On 25 September, the UN will pledge to “leave no one behind” by eliminating poverty and inequality throughout the world by 2030, in accordance with the sustainable development goals (SDGs).
While 17 new goals and 169 targets are far too many to remember, and all are highly aspirational – with none of the detail yet worked out – the agenda’s aims are impressive. However, we need to learn lessons from past successes and failures, concentrate on the most vulnerable people, and be realistic about what can actually be done with interim stepping stones.
Overseas aid will be crucial in helping to fund the SDGs. Over the next five years the global cost of implementing the goals has been estimated to run to trillions of dollars, of which the UK has committed to £50bn on current projections.
I have seen aid do immense good. But we need to look behind the figures and the aspirations and ask how aid is planned and delivered.
For the past four years, until July this year, I was a commissioner with the Independent Commission for Aid Impact (Icai), the UK aid watchdog. Icai has published 46 reports on the effectiveness and impact of UK aid, making recommendations on which the Department for International Development (DfID) was required to respond. There are five key lessons I learned.
Focus on the beneficiary
It sounds obvious, but too often sight is lost of the poor and vulnerable waiting at the bottom of the pile for a trickle-down effect from grand schemes. One major DfID programme aimed to build a 4,000km north-south roadin southern Africa. The risks of huge roads to the poorest are well known: it is harder to get their own goods to market, corruption is rife at borders, and young women are exposed to HIV and trafficking. But no steps had been taken to mitigate the risks of this new road.
By contrast, DfID supports the Ethiopian government with its food security programme in areas where severe droughts threaten famine.
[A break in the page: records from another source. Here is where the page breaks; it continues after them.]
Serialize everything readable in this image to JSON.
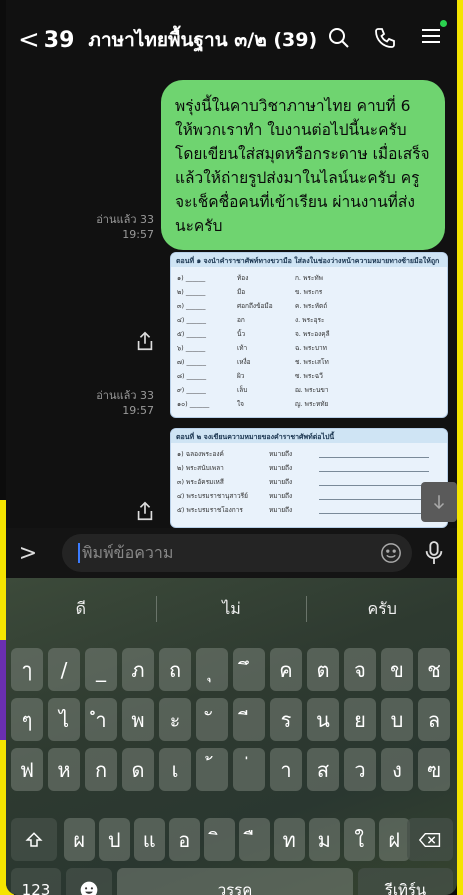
{
  "header": {
    "back_count": "39",
    "title": "ภาษาไทยพื้นฐาน ๓/๒ (39)"
  },
  "messages": {
    "text": "พรุ่งนี้ในคาบวิชาภาษาไทย คาบที่ 6 ให้พวกเราทำ ใบงานต่อไปนี้นะครับ โดยเขียนใส่สมุดหรือกระดาษ เมื่อเสร็จแล้วให้ถ่ายรูปส่งมาในไลน์นะครับ ครูจะเช็คชื่อคนที่เข้าเรียน ผ่านงานที่ส่งนะครับ",
    "read1": "อ่านแล้ว 33",
    "time1": "19:57",
    "read2": "อ่านแล้ว 33",
    "time2": "19:57"
  },
  "doc1": {
    "heading": "ตอนที่ ๑ จงนำคำราชาศัพท์ทางขวามือ ใส่ลงในช่องว่างหน้าความหมายทางซ้ายมือให้ถูก",
    "rows": [
      {
        "n": "๑) ______",
        "w": "ท้อง",
        "a": "ก. พระทัพ"
      },
      {
        "n": "๒) ______",
        "w": "มือ",
        "a": "ข. พระกร"
      },
      {
        "n": "๓) ______",
        "w": "ศอกถึงข้อมือ",
        "a": "ค. พระหัตถ์"
      },
      {
        "n": "๔) ______",
        "w": "อก",
        "a": "ง. พระอุระ"
      },
      {
        "n": "๕) ______",
        "w": "นิ้ว",
        "a": "จ. พระองคุลี"
      },
      {
        "n": "๖) ______",
        "w": "เท้า",
        "a": "ฉ. พระบาท"
      },
      {
        "n": "๗) ______",
        "w": "เหงื่อ",
        "a": "ช. พระเสโท"
      },
      {
        "n": "๘) ______",
        "w": "ผิว",
        "a": "ซ. พระฉวี"
      },
      {
        "n": "๙) ______",
        "w": "เล็บ",
        "a": "ฌ. พระนขา"
      },
      {
        "n": "๑๐) ______",
        "w": "ใจ",
        "a": "ญ. พระหทัย"
      }
    ]
  },
  "doc2": {
    "heading": "ตอนที่ ๒ จงเขียนความหมายของคำราชาศัพท์ต่อไปนี้",
    "rows": [
      {
        "n": "๑) ฉลองพระองค์",
        "m": "หมายถึง"
      },
      {
        "n": "๒) พระสนับเพลา",
        "m": "หมายถึง"
      },
      {
        "n": "๓) พระอัครมเหสี",
        "m": "หมายถึง"
      },
      {
        "n": "๔) พระบรมราชานุสาวรีย์",
        "m": "หมายถึง"
      },
      {
        "n": "๕) พระบรมราชโองการ",
        "m": "หมายถึง"
      }
    ]
  },
  "input": {
    "placeholder": "พิมพ์ข้อความ"
  },
  "keyboard": {
    "suggestions": [
      "ดี",
      "ไม่",
      "ครับ"
    ],
    "row1": [
      "ๅ",
      "/",
      "_",
      "ภ",
      "ถ",
      "ุ",
      "ึ",
      "ค",
      "ต",
      "จ",
      "ข",
      "ช"
    ],
    "row2": [
      "ๆ",
      "ไ",
      "ำ",
      "พ",
      "ะ",
      "ั",
      "ี",
      "ร",
      "น",
      "ย",
      "บ",
      "ล"
    ],
    "row3": [
      "ฟ",
      "ห",
      "ก",
      "ด",
      "เ",
      "้",
      "่",
      "า",
      "ส",
      "ว",
      "ง",
      "ฃ"
    ],
    "row4": [
      "ผ",
      "ป",
      "แ",
      "อ",
      "ิ",
      "ื",
      "ท",
      "ม",
      "ใ",
      "ฝ"
    ],
    "numbers_label": "123",
    "space_label": "วรรค",
    "return_label": "รีเทิร์น"
  }
}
Vulnerable people are provided with either food or cash in return for work building schools, irrigation ditches and roads. I interviewed women who told me: “Before, this was a dry land. Now no one is migrating and no one dies in childbirth … We are illiterate, but we are educating our children. I know my girls will not tolerate violence … I’m a self-help woman so I’m not afraid even if the programme stops.”
This programme has been successful because care was taken to identify people’s real needs and engage them in the process throughout. These women had helped to decide what projects should be undertaken, who was in greatest need and who should benefit. The end result was not just better-fed people but a multiplier effect of other, long-lasting and genuine benefits.
Programmes need to be long term to have an enduring impact. This cuts across the political pressure for short-term results and “announceables”, such as “we have reached 4 million children”. Too often, this pressure emphasises quantity and geographic spread rather than depth and quality. In Madhya Pradesh, where I was reviewing children’s nutrition, it emerged that DfID’s central systems counted children in the Indian state as having been “reached” if the mother went to the health centre for one procedure, such as receiving vitamin A, even if she never went back and her child was critically ill.
Set realistic targets that are tailored to tackle the specific problem. If DfID sets the goal too high, such as trying to transform the economic environment or reforming the police, it might never get there. That’s not to say it is wrong to be ambitious, but three-quarters of DfID’s priority countries are fragile and conflict-affected, where corruption and instability are rife. In those countries, such as Somalia, South Sudan or Afghanistan, the most that can be achieved may be crisis relief and building up basic public services such as health.
There tends to be too much compartmentalisation, when what is needed is real engagement across different sectors and donors. One of the UN goals is the elimination of violence against women and girls. I couldn’t agree more, but you can’t end gender-based violence by concentrating on one institution, such as the police. Of course, the police are part of both the problem and the solution. But a coherent strategy is required to tackle the many causes of gender-based violence, including exclusion from health, education, power dynamics and jobs.
Adopt a tough approach to evidence
In Malawi, I visited victim support units that aimed to help the overwhelming number of women and girls who had experienced violence. Hardly any women used them. In Bangladesh, a UN survey found that UK-supported model police stations resulted in higher rather than lower levels of violence and mistrust of the police. And in southern Africa, it emerged that only 21% of targets had been reached, rather than the reported 85%. Why hadn’t questions been asked to unearth the truth much earlier? This kind of evidence needs to be scrutinised and action taken before it’s too late.
As many as 1 billion people are now living in extreme poverty. People’s lives are at stake, so we owe it to them to get it right.